In the United States, HIV disproportionately affects Latinx compared to non-Hispanic white (NHW) adults. Moreover, HIV is known to cause executive dysfunction in HIV+ adults. However, decision-making, an important aspect of executive functioning, is not well-characterized using objective measures in HIV+ adults. While the Iowa Gambling Task (IGT) provides objective measurement of decision-making, the construct validity of the IGT in Latinx populations is unknown. Importantly, sociocultural factors including quality of education (QoE), acculturation, socioeconomic status (SES), language dominance, and perceived ethnic discrimination are known to affect performance on neuropsychological measures. Thus, the aim of this study was to characterize the relationship between the IGT and sociocultural factors in an ethnically diverse sample of HIV+ adults. This study included an archival sample of 91 HIV+ adults (64 Latinx and 27 NHW) who participated in the Medication Adherence Study at the Icahn School of Medicine at Mount Sinai. Participants completed the IGT; a sociocultural evaluation that included measures of QoE, acculturation, SES, language dominance, and perceived ethnic discrimination; a comprehensive neuropsychological evaluation; and a neuromedical examination.

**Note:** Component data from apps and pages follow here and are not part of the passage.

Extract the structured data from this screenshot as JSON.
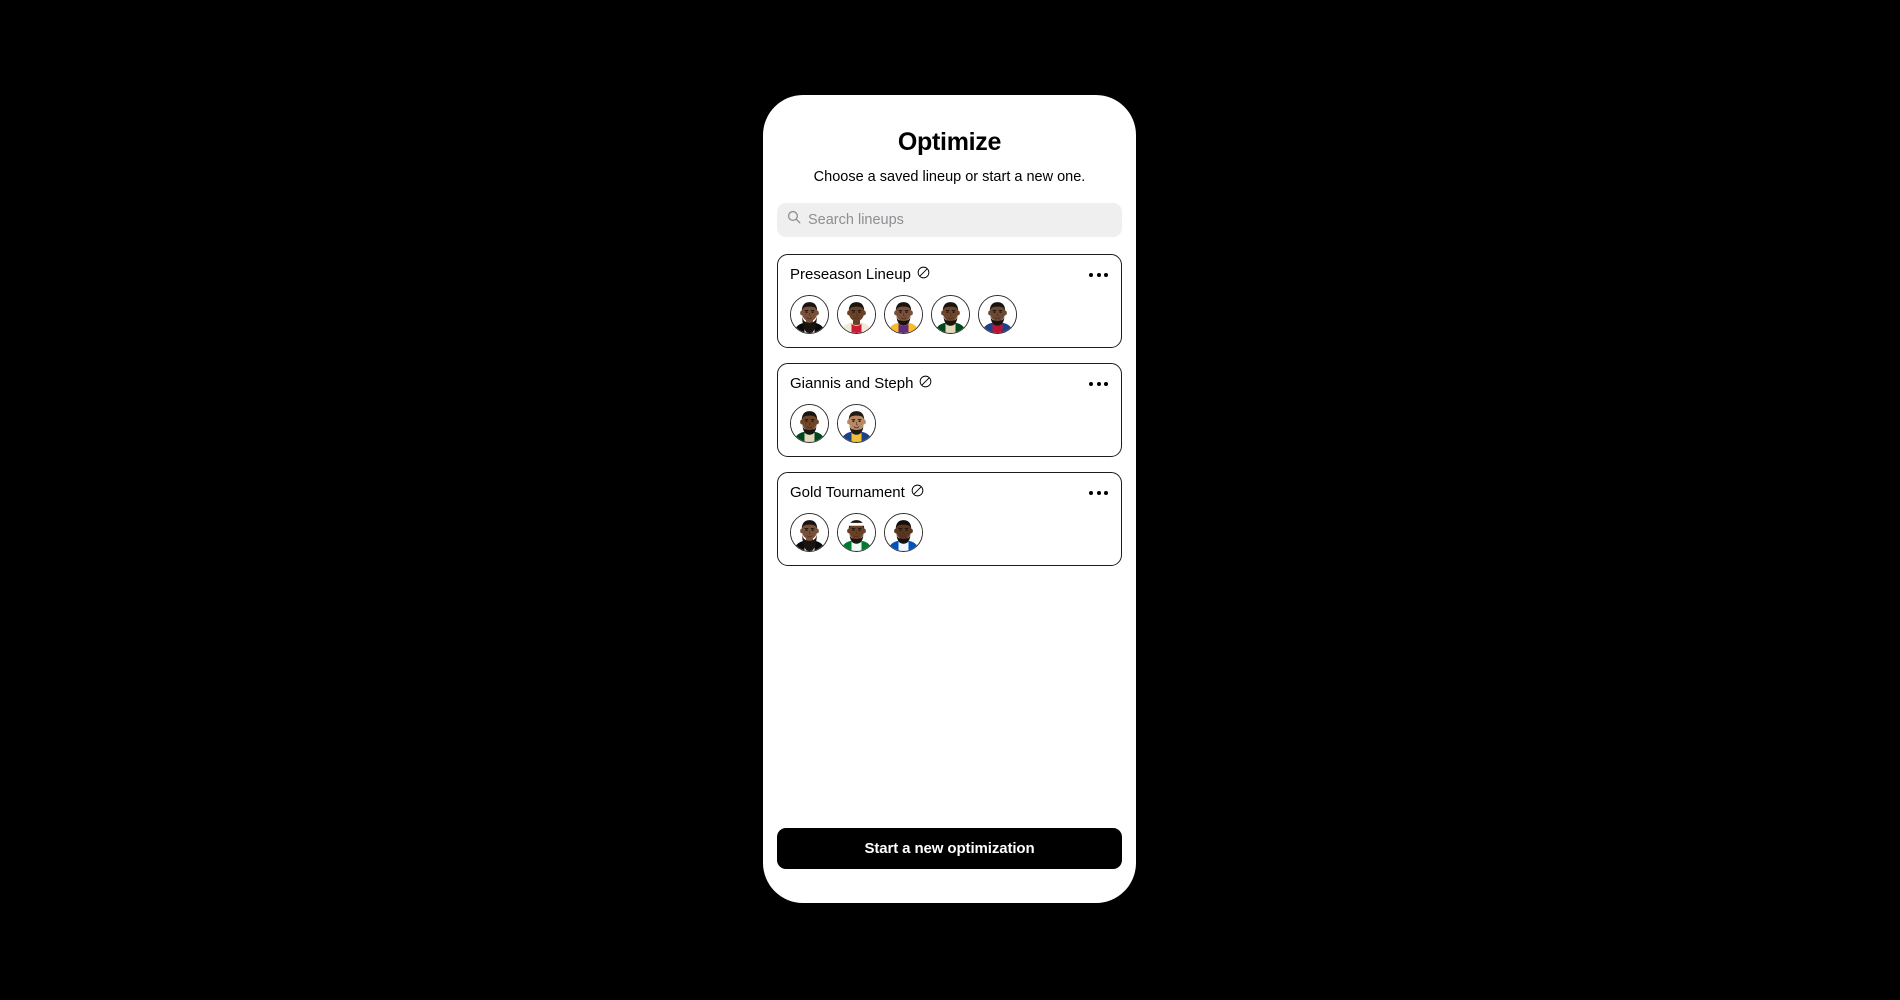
{
  "app": {
    "title": "Optimize",
    "subtitle": "Choose a saved lineup or start a new one.",
    "background_color": "#000000",
    "screen_color": "#ffffff",
    "accent_color": "#000000"
  },
  "search": {
    "placeholder": "Search lineups",
    "value": "",
    "icon": "search-icon",
    "background_color": "#efefef"
  },
  "lineups": [
    {
      "name": "Preseason Lineup",
      "status_icon": "circle-slash-icon",
      "menu_icon": "more-options-icon",
      "players": [
        {
          "jersey_primary": "#0b0b0b",
          "jersey_secondary": "#ffffff",
          "skin": "#7a5038",
          "hair": "#1a1411",
          "beard": true,
          "beard_size": "large",
          "headband": false
        },
        {
          "jersey_primary": "#f2e9d8",
          "jersey_secondary": "#c8102e",
          "skin": "#6b4126",
          "hair": "#1a1411",
          "beard": false,
          "beard_size": "none",
          "headband": false
        },
        {
          "jersey_primary": "#fdb927",
          "jersey_secondary": "#552583",
          "skin": "#7a5038",
          "hair": "#1a1411",
          "beard": true,
          "beard_size": "small",
          "headband": false
        },
        {
          "jersey_primary": "#00471b",
          "jersey_secondary": "#eee1c6",
          "skin": "#6f4627",
          "hair": "#1a1411",
          "beard": true,
          "beard_size": "small",
          "headband": false
        },
        {
          "jersey_primary": "#1d428a",
          "jersey_secondary": "#c8102e",
          "skin": "#6b4a33",
          "hair": "#1a1411",
          "beard": true,
          "beard_size": "small",
          "headband": false
        }
      ]
    },
    {
      "name": "Giannis and Steph",
      "status_icon": "circle-slash-icon",
      "menu_icon": "more-options-icon",
      "players": [
        {
          "jersey_primary": "#00471b",
          "jersey_secondary": "#eee1c6",
          "skin": "#6f4627",
          "hair": "#1a1411",
          "beard": true,
          "beard_size": "small",
          "headband": false
        },
        {
          "jersey_primary": "#1d428a",
          "jersey_secondary": "#ffc72c",
          "skin": "#b98964",
          "hair": "#241a14",
          "beard": true,
          "beard_size": "small",
          "headband": false
        }
      ]
    },
    {
      "name": "Gold Tournament",
      "status_icon": "circle-slash-icon",
      "menu_icon": "more-options-icon",
      "players": [
        {
          "jersey_primary": "#0b0b0b",
          "jersey_secondary": "#ffffff",
          "skin": "#7a5038",
          "hair": "#1a1411",
          "beard": true,
          "beard_size": "large",
          "headband": false
        },
        {
          "jersey_primary": "#007a33",
          "jersey_secondary": "#ffffff",
          "skin": "#6b4126",
          "hair": "#1a1411",
          "beard": true,
          "beard_size": "small",
          "headband": true
        },
        {
          "jersey_primary": "#0053bc",
          "jersey_secondary": "#ffffff",
          "skin": "#5a3620",
          "hair": "#130f0c",
          "beard": true,
          "beard_size": "small",
          "headband": false
        }
      ]
    }
  ],
  "footer": {
    "cta_label": "Start a new optimization"
  }
}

No statistically significant between-group differences among the Latinx and NHW HIV+ adults were detected on the IGT. However, the NHW participants demonstrated higher decision-making ability scores on each of the IGT variables measured, with small-to-medium effects, suggesting that the IGT may have better construct validity for NHW compared to Latinx HIV+ adults. Among the Latinx sample, with the exception of language dominance, each sociocultural variable was associated with at least one decision-making variable. Further, there was a robust association between QoE and decision-making on IGT Deck A, both between-groups and among the Latinx sample. Together, these results add to the literature indicating that sociocultural factors should be considered when examining neuropsychological functioning, in particular, decision-making. Moreover, the results have important clinical implications for HIV healthcare providers, suggesting that culturally-tailored treatment planning and risk-management may be warranted when working with ethnically diverse patients.^
Social psychology|Public health|Psychology
Summers, Angela C, "The Role of Sociocultural Factors on the Iowa Gambling Task in HIV" (2018). ETD Collection for Fordham University. AAI10841170.